Your task —
Every record below should be repeated word for word, with the pictures left out.

+---+

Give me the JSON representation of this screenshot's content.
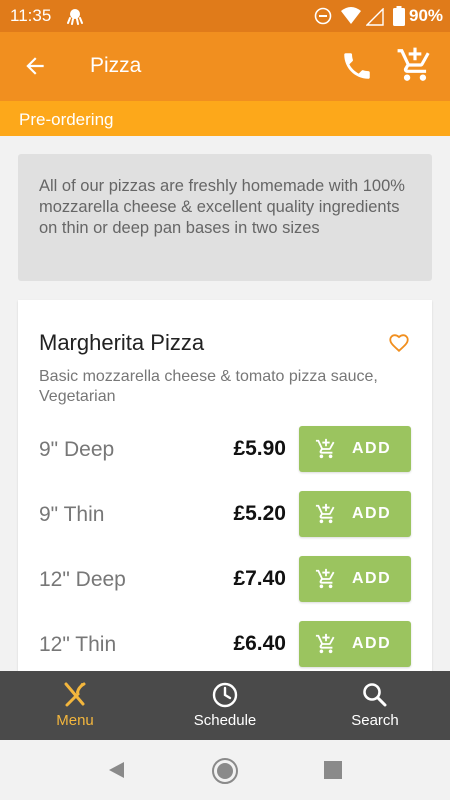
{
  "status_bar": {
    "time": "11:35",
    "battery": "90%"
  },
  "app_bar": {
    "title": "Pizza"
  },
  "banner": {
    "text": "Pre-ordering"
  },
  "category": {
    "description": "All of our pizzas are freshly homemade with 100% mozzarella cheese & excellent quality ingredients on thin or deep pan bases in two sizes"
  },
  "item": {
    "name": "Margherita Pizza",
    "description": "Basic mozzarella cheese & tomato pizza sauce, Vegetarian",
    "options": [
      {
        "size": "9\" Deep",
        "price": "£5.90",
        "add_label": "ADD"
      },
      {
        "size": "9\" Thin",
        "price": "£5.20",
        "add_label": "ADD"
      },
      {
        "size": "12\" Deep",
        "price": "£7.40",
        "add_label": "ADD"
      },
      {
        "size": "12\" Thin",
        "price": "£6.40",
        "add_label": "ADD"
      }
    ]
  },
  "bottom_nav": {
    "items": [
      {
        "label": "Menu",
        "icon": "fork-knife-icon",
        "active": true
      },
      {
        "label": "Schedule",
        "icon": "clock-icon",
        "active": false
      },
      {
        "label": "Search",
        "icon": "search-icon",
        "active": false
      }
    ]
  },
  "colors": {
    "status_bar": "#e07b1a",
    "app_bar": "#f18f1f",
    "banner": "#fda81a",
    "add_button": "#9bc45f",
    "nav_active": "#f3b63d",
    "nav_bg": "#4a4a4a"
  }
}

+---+

Result —
Give me the JSON representation of this screenshot's content.
{
  "status_bar": {
    "time": "11:35",
    "battery": "90%"
  },
  "app_bar": {
    "title": "Pizza"
  },
  "banner": {
    "text": "Pre-ordering"
  },
  "category": {
    "description": "All of our pizzas are freshly homemade with 100% mozzarella cheese & excellent quality ingredients on thin or deep pan bases in two sizes"
  },
  "item": {
    "name": "Margherita Pizza",
    "description": "Basic mozzarella cheese & tomato pizza sauce, Vegetarian",
    "options": [
      {
        "size": "9\" Deep",
        "price": "£5.90",
        "add_label": "ADD"
      },
      {
        "size": "9\" Thin",
        "price": "£5.20",
        "add_label": "ADD"
      },
      {
        "size": "12\" Deep",
        "price": "£7.40",
        "add_label": "ADD"
      },
      {
        "size": "12\" Thin",
        "price": "£6.40",
        "add_label": "ADD"
      }
    ]
  },
  "bottom_nav": {
    "items": [
      {
        "label": "Menu",
        "icon": "fork-knife-icon",
        "active": true
      },
      {
        "label": "Schedule",
        "icon": "clock-icon",
        "active": false
      },
      {
        "label": "Search",
        "icon": "search-icon",
        "active": false
      }
    ]
  },
  "colors": {
    "status_bar": "#e07b1a",
    "app_bar": "#f18f1f",
    "banner": "#fda81a",
    "add_button": "#9bc45f",
    "nav_active": "#f3b63d",
    "nav_bg": "#4a4a4a"
  }
}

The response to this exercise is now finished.